Extracted data below:

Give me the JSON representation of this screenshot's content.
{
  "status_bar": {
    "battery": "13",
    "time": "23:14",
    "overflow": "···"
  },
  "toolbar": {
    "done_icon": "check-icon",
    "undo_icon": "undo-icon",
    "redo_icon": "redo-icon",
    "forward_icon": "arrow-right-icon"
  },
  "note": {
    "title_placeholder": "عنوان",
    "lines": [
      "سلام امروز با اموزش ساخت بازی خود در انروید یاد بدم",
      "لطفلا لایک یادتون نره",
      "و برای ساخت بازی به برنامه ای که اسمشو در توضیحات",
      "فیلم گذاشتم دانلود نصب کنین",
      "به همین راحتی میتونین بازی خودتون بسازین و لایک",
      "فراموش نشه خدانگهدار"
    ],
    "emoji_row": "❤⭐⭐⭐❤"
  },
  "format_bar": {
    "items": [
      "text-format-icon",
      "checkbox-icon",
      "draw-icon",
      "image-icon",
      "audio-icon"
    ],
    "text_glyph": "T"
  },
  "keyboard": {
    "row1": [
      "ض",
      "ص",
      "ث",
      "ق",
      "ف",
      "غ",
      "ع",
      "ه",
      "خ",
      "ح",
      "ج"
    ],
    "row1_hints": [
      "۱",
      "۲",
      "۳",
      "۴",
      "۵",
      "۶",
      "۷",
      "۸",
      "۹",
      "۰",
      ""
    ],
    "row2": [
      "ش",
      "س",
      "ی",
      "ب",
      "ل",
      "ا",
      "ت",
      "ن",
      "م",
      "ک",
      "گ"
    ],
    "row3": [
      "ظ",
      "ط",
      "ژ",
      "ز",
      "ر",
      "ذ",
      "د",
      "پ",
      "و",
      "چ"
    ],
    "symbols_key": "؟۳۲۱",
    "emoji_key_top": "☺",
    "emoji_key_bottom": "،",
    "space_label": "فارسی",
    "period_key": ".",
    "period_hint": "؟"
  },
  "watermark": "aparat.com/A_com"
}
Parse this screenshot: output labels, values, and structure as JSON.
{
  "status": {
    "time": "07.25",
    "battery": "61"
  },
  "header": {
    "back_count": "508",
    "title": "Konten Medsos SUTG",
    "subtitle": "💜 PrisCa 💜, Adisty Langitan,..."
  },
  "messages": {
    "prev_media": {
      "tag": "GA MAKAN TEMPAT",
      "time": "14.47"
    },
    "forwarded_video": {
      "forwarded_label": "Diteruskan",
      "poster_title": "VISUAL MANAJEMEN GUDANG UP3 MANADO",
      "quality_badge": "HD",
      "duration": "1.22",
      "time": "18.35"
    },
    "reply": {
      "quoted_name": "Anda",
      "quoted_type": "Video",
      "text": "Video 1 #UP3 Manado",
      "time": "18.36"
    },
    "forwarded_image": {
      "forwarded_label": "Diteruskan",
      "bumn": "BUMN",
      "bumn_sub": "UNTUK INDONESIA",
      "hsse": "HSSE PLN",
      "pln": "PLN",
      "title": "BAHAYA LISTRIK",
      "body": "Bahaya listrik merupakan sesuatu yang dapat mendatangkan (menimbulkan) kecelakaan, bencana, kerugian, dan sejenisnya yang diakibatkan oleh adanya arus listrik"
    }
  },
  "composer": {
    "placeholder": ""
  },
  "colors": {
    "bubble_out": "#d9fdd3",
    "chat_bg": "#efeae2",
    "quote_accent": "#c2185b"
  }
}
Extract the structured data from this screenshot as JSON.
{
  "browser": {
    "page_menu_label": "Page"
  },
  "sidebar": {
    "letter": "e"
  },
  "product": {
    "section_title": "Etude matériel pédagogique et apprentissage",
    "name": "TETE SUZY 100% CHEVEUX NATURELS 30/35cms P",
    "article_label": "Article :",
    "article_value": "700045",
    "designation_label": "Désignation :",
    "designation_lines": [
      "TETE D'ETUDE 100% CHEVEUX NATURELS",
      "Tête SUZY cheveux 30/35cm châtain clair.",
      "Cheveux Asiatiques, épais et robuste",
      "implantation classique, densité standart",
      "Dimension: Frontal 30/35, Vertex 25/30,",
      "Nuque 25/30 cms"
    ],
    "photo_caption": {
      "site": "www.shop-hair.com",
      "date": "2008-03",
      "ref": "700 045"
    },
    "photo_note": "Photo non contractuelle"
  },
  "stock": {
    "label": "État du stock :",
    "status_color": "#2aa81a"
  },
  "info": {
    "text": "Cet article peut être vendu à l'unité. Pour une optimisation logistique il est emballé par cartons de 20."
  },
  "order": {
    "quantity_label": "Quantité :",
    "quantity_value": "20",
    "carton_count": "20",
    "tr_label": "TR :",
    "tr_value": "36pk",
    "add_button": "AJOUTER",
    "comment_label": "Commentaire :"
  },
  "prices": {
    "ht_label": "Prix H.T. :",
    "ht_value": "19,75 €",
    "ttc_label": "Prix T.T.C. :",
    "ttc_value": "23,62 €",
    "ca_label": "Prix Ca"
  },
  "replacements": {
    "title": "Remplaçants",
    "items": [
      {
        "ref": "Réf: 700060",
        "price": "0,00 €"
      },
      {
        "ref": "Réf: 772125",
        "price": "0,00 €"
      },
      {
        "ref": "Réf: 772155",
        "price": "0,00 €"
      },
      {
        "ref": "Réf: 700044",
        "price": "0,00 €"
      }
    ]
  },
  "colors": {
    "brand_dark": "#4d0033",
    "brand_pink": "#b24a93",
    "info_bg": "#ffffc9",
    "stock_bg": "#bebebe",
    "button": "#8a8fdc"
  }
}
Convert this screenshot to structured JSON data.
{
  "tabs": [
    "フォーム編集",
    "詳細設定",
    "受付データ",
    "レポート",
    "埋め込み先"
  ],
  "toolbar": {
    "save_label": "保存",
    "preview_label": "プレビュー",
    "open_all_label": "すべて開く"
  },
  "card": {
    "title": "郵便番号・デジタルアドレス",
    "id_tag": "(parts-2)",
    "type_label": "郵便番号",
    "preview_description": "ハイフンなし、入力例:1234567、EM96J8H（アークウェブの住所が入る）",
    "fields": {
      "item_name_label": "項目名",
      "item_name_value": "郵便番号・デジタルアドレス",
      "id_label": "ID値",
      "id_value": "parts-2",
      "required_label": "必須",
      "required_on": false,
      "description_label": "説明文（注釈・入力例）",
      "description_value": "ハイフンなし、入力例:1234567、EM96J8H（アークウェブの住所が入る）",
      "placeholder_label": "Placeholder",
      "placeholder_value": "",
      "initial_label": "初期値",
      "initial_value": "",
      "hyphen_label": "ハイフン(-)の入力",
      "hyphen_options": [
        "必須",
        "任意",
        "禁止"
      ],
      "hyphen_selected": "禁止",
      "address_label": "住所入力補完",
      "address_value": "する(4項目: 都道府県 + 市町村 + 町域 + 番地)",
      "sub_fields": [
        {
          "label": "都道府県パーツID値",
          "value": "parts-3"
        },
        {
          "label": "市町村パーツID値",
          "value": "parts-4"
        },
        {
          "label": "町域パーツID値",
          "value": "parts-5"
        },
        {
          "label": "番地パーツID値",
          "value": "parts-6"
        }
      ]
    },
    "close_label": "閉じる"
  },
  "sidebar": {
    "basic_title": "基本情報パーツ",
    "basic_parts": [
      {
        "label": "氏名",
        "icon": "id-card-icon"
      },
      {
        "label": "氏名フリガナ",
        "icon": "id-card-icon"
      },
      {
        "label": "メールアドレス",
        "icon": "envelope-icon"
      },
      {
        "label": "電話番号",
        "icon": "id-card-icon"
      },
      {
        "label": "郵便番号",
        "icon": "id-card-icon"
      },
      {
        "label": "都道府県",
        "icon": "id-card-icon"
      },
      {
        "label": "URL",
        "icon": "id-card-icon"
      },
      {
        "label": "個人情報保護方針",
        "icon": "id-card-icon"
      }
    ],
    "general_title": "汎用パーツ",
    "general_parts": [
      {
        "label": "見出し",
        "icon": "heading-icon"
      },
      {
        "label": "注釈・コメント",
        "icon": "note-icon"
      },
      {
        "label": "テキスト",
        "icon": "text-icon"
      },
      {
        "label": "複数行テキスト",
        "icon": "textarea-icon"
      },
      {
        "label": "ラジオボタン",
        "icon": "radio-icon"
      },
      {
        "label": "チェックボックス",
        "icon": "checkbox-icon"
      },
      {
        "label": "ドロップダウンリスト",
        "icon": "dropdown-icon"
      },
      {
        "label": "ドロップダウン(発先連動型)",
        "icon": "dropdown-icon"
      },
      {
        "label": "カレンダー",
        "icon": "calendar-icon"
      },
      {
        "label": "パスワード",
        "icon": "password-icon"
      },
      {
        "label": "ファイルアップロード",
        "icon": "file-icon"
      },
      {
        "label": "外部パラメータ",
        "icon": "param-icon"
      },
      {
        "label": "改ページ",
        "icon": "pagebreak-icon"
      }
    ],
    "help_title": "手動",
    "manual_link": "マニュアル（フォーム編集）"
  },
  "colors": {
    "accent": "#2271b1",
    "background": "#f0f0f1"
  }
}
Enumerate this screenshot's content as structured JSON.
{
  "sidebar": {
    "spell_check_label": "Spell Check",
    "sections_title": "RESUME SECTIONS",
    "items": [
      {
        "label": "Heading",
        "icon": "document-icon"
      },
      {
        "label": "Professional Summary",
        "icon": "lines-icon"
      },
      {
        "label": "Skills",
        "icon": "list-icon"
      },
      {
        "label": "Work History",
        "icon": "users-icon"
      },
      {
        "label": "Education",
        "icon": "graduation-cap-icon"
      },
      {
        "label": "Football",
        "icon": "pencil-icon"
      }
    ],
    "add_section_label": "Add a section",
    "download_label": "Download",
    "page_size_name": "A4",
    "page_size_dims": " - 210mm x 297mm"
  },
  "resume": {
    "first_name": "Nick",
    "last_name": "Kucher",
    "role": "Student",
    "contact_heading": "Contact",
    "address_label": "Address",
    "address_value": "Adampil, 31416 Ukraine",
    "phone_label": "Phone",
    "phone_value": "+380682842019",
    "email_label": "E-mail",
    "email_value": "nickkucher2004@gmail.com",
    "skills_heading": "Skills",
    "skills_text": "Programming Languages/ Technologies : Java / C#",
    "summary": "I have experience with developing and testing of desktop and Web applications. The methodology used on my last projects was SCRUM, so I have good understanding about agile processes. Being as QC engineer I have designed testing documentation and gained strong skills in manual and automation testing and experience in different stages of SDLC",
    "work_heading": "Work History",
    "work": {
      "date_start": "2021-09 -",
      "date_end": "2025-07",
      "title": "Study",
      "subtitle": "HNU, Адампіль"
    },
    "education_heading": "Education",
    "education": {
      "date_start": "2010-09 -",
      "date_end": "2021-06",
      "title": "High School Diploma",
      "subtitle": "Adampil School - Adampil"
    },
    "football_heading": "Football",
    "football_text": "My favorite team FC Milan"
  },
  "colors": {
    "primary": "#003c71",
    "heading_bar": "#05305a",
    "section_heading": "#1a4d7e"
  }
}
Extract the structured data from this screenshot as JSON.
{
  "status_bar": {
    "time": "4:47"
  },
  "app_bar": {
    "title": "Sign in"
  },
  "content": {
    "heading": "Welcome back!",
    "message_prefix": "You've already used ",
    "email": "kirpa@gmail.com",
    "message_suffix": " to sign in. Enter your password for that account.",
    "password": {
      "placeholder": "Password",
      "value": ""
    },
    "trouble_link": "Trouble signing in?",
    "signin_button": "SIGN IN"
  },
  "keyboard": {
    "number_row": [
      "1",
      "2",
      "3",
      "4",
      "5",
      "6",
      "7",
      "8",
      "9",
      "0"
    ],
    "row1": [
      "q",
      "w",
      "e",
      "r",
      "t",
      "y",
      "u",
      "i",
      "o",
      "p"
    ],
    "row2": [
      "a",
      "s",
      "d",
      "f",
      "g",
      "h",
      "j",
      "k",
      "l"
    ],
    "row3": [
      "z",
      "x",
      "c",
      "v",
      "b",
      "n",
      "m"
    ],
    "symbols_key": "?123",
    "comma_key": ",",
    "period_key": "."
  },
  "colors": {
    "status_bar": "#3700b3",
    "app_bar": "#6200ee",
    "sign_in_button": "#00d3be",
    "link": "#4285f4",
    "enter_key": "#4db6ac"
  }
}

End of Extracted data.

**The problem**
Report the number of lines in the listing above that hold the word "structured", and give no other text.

**Answer section**
4